Answering the question, “How much is the Arab region worth?” points us to statistics from the World Bank which suggest that the Arab region’s combined GDP is 2.5 trillion US dollars. This figure reflects the volume of economic activity of Arab societies, whose entire population is estimated at approximately 362 million. Half of this GDP comes from Gulf Cooperation Council (GCC) countries, who boast some of the region’s strongest economies. In fact, some GCC countries enjoy some of the highest average per capita income levels in the world.

Based on these figures, the Arab world—whose collective GDP has jumped sharply in the past ten years—has outdone Southeast Asia, whose 11 countries have a collective GDP of approximately 2 trillion dollars. (At one point these countries were known as the “Asian tigers” due to the rapid economic growth they experienced.) The Arab world’s transformation is mainly due to the large increase in oil prices and oil export proceeds.

These figures reflect the Arab region’s huge economic power. Nevertheless, it is very much less than many industrial economies such as Spain whose GDP is over 1.3 trillion dollars and Germany whose GDP exceeds that of the entire Arab region by 1 trillion dollars. At the end of the day, these are just figures and do not represent the full truth since economic activity is, after all, a human one: with both quantifiable and unquantifiable aspects. Some of the latter include soft power elements such as a country’s cultural and civilizational contributions. Even in economics there are some activities which are not amenable to statistics.

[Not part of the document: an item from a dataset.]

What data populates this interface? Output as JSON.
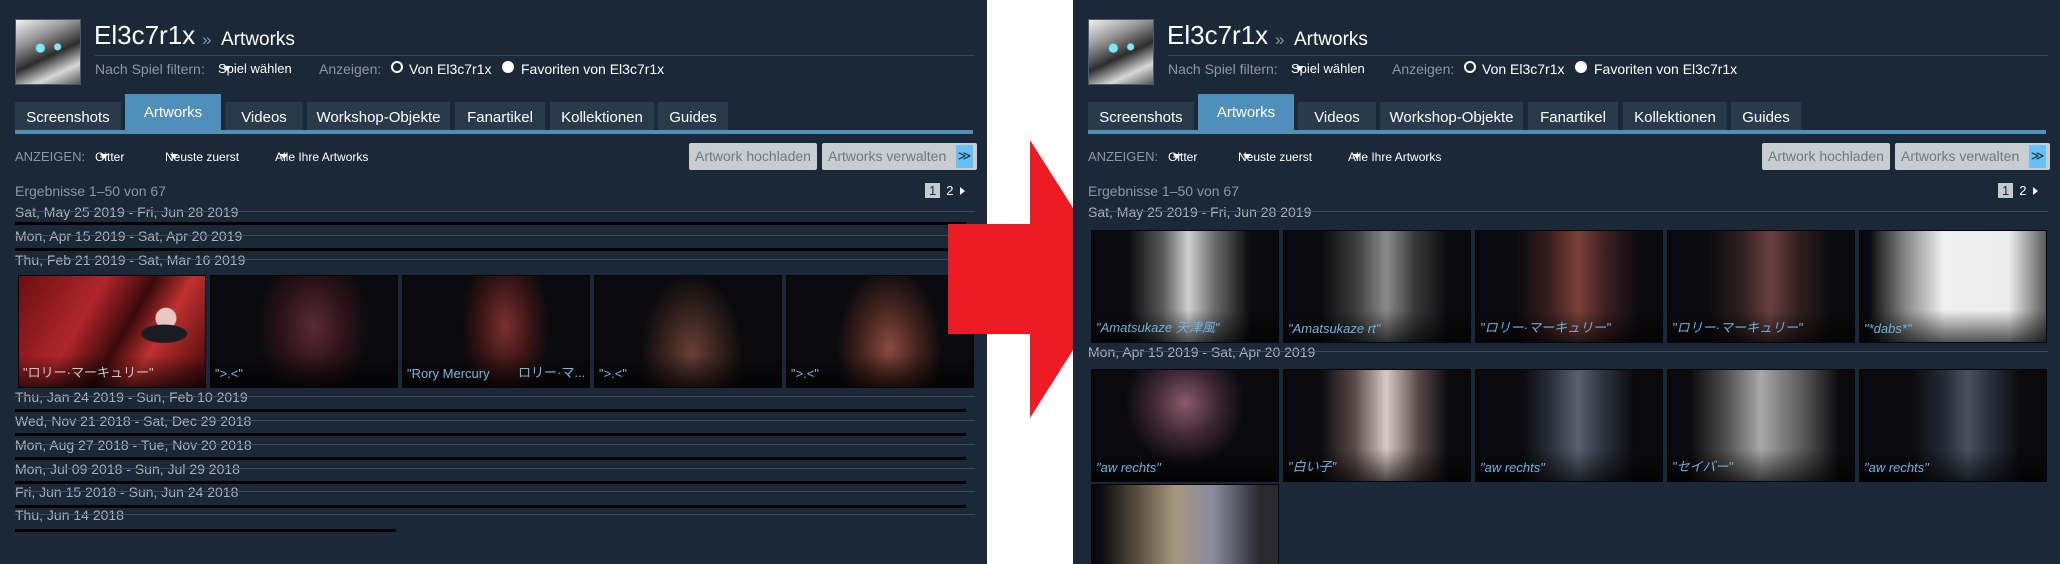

In recent decades, a country’s strength has been measured mainly through the volume of its economic and commercial exchanges with the world and its ability to fulfil its population’s aspirations more so than its military power. This is a truth that has always been present in history but many have not given it the importance it deserves. According to some historians, Germany, which enthusiastically entered into World War I motivated by a national desire for hegemony, did not need to do so since at the time it boasted Europe’s most advanced and developed economy. These historians argue that Germany’s economic power would have allowed it to dominate its neighbors without the need to fire a single bullet. However, the convictions at the time were different and the view was that it was the number of troops and weapons and control you had on the ground that really determined how much power you had. As a result, Germany entered a destructive war which it lost along with its allies and emerged bankrupt with unprecedented inflation rates. This post-World War I state of affairs led to the eruption of World War II, which eventually produced a European order based on economic and commercial cooperation that proved beneficial for all. The presence of a vital economy that created a broad, educated middle class and built institutions instrumental to the development of the political sphere was key to the establishment and expansion of the Western democracies.

The Arab region has not been unaware of the significance that development holds for occupying a position on the global map. This is evidenced by Kuwait’s hosting the first Arab Economic Summit in 2010 that tried to push forward the prioritization of economic cooperation and building a joint economic system as the way forward for progress—before 2011 brought the Arab Spring revolutions and their aftermath to the region.

A large part of what happened—what the International Monetary Fund describes as the “Arab countries in transition”—was rooted in economic concerns primarily, as well as political demands, and was caused by failures to achieve comprehensive development—a particular cause of public anger. Moreover, a large part of the current fluid state of affairs and the turmoil and violence of the “transitional phases” in these countries is due to a failure in building proper institutions for the protection and development of society.

In short, the Arab region is worth more than the statistics suggest—if it chooses the appropriate way for development in order to activate its latent economic and social capabilities. And it is this that will lay the firm foundation for political development.